The Missouri Quality Jobs program offered nearly $80 million of tax breaks to 57 projects last year, according to figures obtained under an open-records request by The Associated Press. Both figures are records for the state's main job-incentive program, which began in 2005.
Gov. Jay Nixon's administration says the figures are evidence that Missouri's economy is "turning the corner" from a recession that pushed the state's unemployment rate over 9 percent for nearly two years. The state's estimated unemployment rate fell to 8 percent in December, even though Missouri had the second-largest job loss in the nation that month.
"With prospects improving, more companies are considering expansion and the creation of new jobs, and it is fortunate that the state has a program like Quality Jobs to assist in their growth," said John Fougere, a spokesman at the Missouri Department of Economic Development.
Businesses approved for the Quality Jobs program in 2011 told the state that they anticipate creating 6,451 jobs in the coming years. The state pays out tax breaks only after those jobs actually are created.
The Quality Jobs program requires companies to create a minimum number of jobs - ranging from 10 to 100, depending on the type of business - within two or three years of being approved for the program. Once they hit that job threshold and also meet wage and health-insurance requirements, businesses then have three to five years to claim their tax breaks, which are awarded on a per-job basis.
Data from by the Department of Economic Development show that many companies have yet to make good on their past promises to hire scores of employees.
For the 167 projects authorized from 2005 through 2010, businesses have reported creating just 38 percent of the jobs they had anticipated when applying for the program. They have been issued less than $83 million of the $315 million of tax credits they were originally authorized to receive.
Those figures are likely to increase in coming years, because many businesses still have time left before their program deadlines. But it appears unlikely that the actual jobs will come anywhere close to the original projections. Businesses approved for tax breaks in the first four years of the Quality Jobs program have reported hiring only a little over half of the 12,529 employees they had projected.
That kind of success rate has caused even some business groups to question whether the job-based tax breaks are the best way to try to spur economic growth.
"It does kind of make you wonder: How many jobs would be created if you took that $80 million and you applied that to a cut in the corporate or the individual income tax for businesses?" said Brad Jones, the state director for the National Federation of Independent Business.
The NFIB is one of several business groups backing legislation this year that would gradually reduce the state tax rate on business incomes. But they are proposing it as an addition - not an alternative - to the existing Quality Jobs program.
Although the NFIB supported the Quality Jobs program in 2005, Jones said it has done little for small businesses. According to 2010 figures from the Missouri Division of Employment Security, three-fourths of businesses in Missouri have 10 or fewer employees. To qualify for Quality Jobs, they would have to double or triple their workforce within a two-year period - an unlikely occurrence, especially in the current economy, Jones said.

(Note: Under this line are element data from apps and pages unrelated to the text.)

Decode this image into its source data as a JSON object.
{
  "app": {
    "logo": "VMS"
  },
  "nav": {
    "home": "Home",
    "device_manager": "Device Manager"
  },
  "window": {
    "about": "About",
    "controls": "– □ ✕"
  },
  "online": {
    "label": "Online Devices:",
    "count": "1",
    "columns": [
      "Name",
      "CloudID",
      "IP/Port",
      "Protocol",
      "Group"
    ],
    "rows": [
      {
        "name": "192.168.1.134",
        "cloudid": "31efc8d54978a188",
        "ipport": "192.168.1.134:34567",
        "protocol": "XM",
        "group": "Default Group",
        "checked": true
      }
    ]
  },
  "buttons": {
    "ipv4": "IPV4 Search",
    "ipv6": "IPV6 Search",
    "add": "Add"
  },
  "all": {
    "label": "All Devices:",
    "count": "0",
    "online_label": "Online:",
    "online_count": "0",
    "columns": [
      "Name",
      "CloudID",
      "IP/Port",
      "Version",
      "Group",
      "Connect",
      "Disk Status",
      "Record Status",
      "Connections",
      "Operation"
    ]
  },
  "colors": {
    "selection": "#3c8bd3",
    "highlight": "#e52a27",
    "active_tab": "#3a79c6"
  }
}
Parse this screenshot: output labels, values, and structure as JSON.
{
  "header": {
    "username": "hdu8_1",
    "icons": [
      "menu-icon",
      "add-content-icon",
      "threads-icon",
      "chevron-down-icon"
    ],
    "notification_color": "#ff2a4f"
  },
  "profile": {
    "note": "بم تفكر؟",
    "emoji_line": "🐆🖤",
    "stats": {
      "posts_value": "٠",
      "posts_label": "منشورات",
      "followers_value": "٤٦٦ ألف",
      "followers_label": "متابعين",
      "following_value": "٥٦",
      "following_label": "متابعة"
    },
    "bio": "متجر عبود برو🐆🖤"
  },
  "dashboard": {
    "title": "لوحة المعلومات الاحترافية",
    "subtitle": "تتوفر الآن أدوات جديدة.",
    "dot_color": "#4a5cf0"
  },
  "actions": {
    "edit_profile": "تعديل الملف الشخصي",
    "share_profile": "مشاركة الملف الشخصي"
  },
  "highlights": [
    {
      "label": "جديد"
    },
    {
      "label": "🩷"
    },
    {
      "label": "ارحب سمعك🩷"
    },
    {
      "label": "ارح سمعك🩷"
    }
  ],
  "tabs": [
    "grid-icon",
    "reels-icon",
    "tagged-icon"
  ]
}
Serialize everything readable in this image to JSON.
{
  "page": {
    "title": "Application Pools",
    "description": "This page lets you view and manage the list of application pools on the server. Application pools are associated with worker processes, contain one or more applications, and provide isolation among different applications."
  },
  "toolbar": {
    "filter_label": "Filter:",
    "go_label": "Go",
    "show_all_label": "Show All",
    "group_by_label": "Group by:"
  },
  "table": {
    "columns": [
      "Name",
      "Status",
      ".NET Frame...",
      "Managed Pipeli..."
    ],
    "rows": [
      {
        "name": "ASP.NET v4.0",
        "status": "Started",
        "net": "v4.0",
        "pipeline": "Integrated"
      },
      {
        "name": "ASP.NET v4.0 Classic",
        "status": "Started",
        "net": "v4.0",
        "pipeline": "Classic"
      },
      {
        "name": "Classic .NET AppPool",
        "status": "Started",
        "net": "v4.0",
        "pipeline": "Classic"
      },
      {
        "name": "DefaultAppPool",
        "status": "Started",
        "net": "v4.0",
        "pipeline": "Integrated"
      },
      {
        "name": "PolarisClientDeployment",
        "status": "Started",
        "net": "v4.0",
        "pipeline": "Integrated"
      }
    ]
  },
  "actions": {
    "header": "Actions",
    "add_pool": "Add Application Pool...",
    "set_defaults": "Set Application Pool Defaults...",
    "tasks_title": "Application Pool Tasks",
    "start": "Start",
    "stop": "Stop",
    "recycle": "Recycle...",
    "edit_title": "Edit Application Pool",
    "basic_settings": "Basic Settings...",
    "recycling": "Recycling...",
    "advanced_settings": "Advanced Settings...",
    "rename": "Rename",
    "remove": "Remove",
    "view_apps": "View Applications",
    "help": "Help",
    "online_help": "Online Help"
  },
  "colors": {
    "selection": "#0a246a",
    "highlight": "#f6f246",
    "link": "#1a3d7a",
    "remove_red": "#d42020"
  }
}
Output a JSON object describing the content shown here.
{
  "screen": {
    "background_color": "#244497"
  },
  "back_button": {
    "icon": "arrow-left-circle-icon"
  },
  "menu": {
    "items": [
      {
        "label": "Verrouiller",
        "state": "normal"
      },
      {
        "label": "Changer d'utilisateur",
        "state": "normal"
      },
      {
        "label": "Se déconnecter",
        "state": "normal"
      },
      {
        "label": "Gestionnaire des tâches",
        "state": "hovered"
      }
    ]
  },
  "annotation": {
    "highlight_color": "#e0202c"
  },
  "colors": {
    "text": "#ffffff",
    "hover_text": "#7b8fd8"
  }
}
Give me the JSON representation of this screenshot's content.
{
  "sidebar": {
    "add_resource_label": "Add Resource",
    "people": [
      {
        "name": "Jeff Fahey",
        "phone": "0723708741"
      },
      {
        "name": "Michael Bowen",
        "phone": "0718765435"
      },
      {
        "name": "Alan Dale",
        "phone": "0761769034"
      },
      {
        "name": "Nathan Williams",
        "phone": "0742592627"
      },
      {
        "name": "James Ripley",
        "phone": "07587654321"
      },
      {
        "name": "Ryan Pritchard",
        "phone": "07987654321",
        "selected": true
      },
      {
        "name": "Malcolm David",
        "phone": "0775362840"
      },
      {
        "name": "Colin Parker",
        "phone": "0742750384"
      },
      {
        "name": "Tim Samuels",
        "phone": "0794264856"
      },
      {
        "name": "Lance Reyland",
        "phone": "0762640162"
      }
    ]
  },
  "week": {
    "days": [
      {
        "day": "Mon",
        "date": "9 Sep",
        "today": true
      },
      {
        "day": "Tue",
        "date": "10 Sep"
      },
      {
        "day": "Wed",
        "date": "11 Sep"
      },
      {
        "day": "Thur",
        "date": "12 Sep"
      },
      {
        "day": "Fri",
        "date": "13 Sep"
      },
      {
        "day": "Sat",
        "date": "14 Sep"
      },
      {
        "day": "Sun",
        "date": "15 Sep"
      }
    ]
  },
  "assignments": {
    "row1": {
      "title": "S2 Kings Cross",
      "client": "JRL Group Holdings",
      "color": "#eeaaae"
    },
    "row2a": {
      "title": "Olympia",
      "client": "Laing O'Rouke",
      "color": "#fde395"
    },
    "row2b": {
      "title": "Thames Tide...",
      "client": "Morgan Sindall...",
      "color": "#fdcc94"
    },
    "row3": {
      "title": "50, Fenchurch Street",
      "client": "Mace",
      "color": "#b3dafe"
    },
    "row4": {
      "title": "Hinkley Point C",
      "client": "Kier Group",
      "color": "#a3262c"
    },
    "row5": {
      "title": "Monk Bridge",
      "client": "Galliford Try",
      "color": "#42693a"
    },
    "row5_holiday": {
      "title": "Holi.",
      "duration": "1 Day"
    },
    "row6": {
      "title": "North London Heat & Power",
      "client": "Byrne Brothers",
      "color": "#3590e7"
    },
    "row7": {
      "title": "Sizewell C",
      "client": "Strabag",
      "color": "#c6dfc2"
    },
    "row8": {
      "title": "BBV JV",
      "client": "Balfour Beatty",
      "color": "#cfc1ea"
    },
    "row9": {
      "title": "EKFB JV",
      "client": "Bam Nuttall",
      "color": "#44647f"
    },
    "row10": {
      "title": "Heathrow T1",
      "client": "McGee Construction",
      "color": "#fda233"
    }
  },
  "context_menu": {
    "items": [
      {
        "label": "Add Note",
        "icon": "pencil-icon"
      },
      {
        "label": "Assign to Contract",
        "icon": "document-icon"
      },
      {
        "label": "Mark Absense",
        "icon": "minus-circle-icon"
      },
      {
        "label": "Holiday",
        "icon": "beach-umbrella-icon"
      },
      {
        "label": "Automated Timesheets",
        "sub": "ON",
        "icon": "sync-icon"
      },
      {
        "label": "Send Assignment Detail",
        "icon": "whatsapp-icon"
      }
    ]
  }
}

Yet the Missouri Chamber of Commerce and Industry remains a firm supporter of the Quality Jobs program. Even if the incentives have resulted in barely half the jobs that were originally projected, that's still a net benefit to Missouri's workforce and its economy, said Tracy King, vice president of government affairs for the chamber.
"Each situation probably is different in why an employer didn't create the number of jobs they said they would - it could be as simple as the economy, market changes or the ability to get capital," King said.
State Rep. Jay Barnes leads a special committee that has been investigating Missouri's most high-profile failure in job incentives- an artificial sweetener factory that had been touted by Nixon to bring 612 jobs to Moberly but instead halted construction and laid off its workforce after missing a payment toward $39 million of bonds issued by the city. Mamtek U.S. Inc. never received any money under the Quality Jobs program because it collapsed before meeting the state thresholds.
Barnes said his committee's inquiry has determined that state officials and Moberly's private-sector financial advisers all failed to do enough research on whether Mamtek actually could carry out its plans. The Department of Economic Development continued its record-setting pace of authorizing new participants in the Quality Jobs program, even as lawmakers were conducting their hearings.
"The concern is that the faster they push on the gas, the more chances there are that they make mistakes like Mamtek," said Barnes, R-Jefferson City. "That said, if we're going to have programs like the Quality Jobs Act, the department ought to be pushing it as hard as they can to attract employers, within the context of doing actual due diligence."